Task prompt: Filter the entries for lines with the word "your".

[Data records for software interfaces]
—————
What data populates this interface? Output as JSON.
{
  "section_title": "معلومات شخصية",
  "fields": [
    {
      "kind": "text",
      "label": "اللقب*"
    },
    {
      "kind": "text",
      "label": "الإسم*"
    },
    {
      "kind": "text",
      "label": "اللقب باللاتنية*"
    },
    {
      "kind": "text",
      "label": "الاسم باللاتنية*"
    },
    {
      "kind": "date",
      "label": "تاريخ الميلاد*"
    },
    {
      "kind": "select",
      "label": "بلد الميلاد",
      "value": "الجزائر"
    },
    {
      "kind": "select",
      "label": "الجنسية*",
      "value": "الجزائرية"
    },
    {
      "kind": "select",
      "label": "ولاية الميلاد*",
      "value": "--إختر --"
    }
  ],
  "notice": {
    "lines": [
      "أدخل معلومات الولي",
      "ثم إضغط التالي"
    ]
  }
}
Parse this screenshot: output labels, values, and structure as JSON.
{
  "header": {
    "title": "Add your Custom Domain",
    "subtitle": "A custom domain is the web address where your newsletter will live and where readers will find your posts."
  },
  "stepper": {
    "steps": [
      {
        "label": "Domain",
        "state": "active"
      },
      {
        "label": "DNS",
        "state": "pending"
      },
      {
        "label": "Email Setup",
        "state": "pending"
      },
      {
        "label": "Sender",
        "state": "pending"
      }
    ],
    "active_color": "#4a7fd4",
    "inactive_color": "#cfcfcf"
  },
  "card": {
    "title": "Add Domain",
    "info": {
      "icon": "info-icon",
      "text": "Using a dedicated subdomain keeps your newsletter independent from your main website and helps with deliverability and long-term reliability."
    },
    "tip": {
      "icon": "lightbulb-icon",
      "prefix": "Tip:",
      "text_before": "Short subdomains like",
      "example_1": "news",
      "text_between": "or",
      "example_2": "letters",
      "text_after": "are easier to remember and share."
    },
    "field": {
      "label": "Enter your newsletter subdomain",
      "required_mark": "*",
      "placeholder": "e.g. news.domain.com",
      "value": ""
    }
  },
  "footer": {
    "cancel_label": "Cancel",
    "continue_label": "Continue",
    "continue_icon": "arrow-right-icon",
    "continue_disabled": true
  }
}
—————
Answer to this problem:
    "title": "Add your Custom Domain",
    "subtitle": "A custom domain is the web address where your newsletter will live and where readers will find your posts."
      "text": "Using a dedicated subdomain keeps your newsletter independent from your main website and helps with deliverability and long-term reliability."
      "label": "Enter your newsletter subdomain",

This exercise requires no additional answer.